The modern world’s backbone engineering systems are becoming increasingly complex networks interdependent sub-systems.

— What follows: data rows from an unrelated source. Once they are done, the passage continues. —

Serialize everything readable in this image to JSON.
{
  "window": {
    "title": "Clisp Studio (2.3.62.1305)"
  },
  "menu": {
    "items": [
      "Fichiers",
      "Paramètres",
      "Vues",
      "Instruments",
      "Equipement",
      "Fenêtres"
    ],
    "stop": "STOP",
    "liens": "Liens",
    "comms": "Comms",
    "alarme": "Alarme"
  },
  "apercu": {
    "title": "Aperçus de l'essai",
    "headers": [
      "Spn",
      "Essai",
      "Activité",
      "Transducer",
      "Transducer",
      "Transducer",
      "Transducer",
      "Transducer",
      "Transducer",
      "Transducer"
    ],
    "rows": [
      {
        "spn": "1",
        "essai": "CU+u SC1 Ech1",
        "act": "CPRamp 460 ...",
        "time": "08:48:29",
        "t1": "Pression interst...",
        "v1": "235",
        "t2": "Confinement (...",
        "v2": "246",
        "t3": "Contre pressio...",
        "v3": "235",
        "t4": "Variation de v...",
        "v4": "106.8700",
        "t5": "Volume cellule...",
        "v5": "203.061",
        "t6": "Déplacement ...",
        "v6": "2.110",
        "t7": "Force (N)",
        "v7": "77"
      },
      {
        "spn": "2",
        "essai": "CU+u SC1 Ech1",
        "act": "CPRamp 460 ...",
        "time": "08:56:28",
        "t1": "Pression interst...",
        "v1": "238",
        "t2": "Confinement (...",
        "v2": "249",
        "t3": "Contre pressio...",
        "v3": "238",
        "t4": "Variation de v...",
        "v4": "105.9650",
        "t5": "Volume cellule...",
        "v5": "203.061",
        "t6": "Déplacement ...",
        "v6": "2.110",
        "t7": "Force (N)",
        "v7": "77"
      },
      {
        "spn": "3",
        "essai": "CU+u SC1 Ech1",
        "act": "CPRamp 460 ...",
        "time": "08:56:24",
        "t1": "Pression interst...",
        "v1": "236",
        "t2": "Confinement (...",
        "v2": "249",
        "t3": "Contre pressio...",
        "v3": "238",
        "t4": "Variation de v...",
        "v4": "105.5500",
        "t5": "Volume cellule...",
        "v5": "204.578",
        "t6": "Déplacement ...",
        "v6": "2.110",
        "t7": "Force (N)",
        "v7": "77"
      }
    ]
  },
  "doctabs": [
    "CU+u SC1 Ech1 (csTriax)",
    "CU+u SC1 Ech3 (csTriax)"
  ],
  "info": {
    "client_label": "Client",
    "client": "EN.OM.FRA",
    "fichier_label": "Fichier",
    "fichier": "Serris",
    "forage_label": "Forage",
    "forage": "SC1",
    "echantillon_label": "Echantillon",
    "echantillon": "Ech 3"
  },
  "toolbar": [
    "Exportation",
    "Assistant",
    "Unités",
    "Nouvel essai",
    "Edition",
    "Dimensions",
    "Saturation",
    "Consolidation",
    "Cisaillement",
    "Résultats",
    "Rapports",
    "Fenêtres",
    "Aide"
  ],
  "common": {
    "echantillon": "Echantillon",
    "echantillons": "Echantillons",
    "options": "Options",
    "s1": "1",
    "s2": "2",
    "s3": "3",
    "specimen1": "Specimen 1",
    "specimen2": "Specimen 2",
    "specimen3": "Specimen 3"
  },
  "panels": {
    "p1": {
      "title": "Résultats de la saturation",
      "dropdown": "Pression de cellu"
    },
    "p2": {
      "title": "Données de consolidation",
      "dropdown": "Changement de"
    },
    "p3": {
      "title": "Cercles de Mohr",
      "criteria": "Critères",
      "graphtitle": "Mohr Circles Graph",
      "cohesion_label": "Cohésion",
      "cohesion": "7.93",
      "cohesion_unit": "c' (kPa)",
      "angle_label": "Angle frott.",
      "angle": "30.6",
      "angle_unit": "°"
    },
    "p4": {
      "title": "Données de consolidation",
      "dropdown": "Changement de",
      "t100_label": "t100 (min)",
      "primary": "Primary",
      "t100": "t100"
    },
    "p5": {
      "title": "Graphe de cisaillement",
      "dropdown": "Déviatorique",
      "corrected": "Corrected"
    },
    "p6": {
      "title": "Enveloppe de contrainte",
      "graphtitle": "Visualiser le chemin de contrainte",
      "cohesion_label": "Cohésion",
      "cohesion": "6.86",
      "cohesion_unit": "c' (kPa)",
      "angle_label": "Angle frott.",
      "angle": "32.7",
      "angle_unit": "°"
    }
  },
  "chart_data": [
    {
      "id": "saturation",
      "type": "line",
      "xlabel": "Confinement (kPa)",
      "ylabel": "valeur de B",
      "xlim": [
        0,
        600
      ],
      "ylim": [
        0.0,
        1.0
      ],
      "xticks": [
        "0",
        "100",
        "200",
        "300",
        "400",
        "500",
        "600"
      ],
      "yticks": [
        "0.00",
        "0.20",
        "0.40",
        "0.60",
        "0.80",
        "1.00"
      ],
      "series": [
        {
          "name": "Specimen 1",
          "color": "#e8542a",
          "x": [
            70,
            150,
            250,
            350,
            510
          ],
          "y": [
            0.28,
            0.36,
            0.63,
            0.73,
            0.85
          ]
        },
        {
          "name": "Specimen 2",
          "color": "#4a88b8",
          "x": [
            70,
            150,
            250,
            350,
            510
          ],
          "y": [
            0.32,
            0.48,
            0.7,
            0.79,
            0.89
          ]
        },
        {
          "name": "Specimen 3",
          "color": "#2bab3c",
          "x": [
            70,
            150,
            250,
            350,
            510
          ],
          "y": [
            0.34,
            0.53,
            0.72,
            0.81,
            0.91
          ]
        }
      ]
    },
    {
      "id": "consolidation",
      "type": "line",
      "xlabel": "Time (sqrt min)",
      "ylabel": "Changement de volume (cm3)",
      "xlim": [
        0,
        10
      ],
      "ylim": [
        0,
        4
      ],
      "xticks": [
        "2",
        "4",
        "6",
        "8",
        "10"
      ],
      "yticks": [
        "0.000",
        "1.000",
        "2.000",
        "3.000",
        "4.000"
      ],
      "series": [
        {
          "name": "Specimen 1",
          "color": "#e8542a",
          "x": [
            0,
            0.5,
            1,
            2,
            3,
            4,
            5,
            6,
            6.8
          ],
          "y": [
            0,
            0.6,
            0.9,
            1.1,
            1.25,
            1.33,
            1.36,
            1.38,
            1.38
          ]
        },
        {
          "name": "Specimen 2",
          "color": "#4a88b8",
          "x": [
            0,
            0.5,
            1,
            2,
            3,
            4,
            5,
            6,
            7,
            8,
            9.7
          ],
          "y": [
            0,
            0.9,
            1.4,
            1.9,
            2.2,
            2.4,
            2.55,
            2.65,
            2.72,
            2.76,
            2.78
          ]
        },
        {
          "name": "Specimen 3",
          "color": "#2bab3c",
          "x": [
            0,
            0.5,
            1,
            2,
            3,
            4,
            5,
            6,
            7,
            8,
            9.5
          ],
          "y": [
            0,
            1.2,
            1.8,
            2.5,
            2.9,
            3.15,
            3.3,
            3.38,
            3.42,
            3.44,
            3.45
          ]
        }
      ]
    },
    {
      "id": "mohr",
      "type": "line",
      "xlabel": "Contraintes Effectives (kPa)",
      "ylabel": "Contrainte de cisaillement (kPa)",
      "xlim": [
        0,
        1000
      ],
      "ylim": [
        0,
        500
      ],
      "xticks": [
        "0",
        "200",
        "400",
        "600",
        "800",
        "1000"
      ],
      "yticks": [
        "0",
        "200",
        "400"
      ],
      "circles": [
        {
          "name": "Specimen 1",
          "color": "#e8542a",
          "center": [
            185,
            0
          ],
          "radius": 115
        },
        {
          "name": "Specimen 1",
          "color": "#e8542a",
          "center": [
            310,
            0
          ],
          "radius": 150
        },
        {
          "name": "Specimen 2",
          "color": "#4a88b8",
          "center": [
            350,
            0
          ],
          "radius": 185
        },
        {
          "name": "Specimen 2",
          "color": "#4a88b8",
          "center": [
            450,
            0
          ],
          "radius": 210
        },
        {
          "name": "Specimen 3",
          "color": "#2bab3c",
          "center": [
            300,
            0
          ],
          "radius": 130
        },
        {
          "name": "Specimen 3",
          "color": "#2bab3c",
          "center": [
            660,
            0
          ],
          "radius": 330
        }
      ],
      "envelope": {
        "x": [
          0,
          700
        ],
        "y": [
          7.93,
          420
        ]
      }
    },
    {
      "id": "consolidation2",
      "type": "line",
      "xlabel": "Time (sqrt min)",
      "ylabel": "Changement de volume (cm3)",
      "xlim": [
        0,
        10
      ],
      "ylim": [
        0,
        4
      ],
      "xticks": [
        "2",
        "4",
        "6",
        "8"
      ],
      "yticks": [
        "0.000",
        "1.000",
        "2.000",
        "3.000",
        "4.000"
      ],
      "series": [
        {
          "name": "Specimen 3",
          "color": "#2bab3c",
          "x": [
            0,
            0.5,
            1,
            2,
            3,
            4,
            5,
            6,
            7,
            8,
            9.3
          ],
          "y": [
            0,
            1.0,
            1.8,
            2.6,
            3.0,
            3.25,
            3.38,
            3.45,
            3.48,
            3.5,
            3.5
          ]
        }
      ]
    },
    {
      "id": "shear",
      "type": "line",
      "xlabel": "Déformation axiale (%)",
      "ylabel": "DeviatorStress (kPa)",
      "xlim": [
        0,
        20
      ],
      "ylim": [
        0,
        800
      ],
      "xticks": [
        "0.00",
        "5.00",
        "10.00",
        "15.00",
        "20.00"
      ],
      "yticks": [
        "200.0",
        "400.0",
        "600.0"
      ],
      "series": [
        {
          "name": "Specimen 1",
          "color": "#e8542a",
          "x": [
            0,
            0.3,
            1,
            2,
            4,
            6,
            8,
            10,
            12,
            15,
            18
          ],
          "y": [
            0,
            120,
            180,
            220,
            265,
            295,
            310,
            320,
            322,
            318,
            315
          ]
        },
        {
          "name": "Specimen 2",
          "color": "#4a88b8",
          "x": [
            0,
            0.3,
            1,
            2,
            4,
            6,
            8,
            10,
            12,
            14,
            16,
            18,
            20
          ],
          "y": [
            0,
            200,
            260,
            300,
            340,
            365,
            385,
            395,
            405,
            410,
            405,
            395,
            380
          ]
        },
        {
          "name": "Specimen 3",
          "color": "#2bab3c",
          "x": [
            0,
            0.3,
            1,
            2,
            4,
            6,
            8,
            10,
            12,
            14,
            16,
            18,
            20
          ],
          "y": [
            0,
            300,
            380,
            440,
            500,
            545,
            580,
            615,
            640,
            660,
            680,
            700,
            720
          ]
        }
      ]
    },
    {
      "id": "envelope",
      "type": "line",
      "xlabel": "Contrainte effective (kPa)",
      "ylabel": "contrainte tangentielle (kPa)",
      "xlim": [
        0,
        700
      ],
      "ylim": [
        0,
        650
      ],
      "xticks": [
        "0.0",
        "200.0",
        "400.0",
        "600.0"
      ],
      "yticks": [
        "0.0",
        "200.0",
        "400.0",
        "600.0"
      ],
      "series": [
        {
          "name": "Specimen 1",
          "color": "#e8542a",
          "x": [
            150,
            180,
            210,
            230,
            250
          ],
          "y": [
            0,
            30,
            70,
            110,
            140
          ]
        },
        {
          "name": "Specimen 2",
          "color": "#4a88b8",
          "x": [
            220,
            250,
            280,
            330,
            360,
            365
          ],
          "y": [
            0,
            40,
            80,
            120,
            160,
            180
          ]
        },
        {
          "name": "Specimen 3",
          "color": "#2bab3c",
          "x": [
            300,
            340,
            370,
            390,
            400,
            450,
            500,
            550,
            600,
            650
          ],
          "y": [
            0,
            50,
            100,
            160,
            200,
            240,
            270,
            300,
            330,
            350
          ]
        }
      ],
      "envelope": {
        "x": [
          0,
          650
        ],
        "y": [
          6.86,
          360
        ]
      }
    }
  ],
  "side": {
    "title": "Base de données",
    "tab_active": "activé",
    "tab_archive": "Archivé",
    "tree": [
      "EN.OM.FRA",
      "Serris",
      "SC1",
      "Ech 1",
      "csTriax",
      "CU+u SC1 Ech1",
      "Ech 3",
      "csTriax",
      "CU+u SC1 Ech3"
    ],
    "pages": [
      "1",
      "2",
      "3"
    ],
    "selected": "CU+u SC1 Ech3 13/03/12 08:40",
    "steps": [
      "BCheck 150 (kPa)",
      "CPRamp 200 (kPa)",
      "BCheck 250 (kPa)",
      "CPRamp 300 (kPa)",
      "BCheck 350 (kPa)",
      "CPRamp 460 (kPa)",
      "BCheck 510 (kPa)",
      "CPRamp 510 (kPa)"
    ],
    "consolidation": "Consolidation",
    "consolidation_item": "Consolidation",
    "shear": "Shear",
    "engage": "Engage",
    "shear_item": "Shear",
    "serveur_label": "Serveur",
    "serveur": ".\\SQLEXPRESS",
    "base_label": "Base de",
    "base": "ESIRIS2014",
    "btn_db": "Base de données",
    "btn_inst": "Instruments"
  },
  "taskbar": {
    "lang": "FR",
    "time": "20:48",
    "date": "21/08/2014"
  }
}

This project will build a mathematical mirror to the UK’s critical infrastructure ecosystems to understand the resilience of large-scale complex systems.
Explaining the science
The CoTRE project (Complexity Twin for Resilient Ecosystems) will build a ‘complexity twin’ which will be a world first attempt to understand the resilience of large-scale complex systems that increasingly face threats from nature and human activity.
The twin will be a generalised complexity model of interdependent complex critical infrastructure (CI) ecosystems.
The project aims to improve uncertainty quantification and decision-making processes, as well as critical infrastructure safety.
This work will address the fundamental theoretical aspects of the stability of complex systems and work with a variety of critical infrastructure operators to develop resilience investment strategies, and perform data-driven validation that translates resilience science into industrial impact to sustain the research beyond the two-year lifecycle.
To ensure this, the CoTRE project has the following objectives:
- Develop generalised low-dimensional resilience measures for high-dimensional complex CI ecosystems, linking functional resilience of subsystems to topological resilience of the whole network.
- Engage CI operator stakeholders to translate fundamental resilience science into actionable operational algorithms and investment advice.
In addition, the project aims to promote industrial and public awareness of connected resilience by demonstrating the UK national CI systems on a public interactive interface.
The project is partly funded by EPSRC under the Engineering for Prosperous Nation call.
This work could benefit any industry with a significant proportion of networked infrastructure elements, especially water distribution operators and transportation.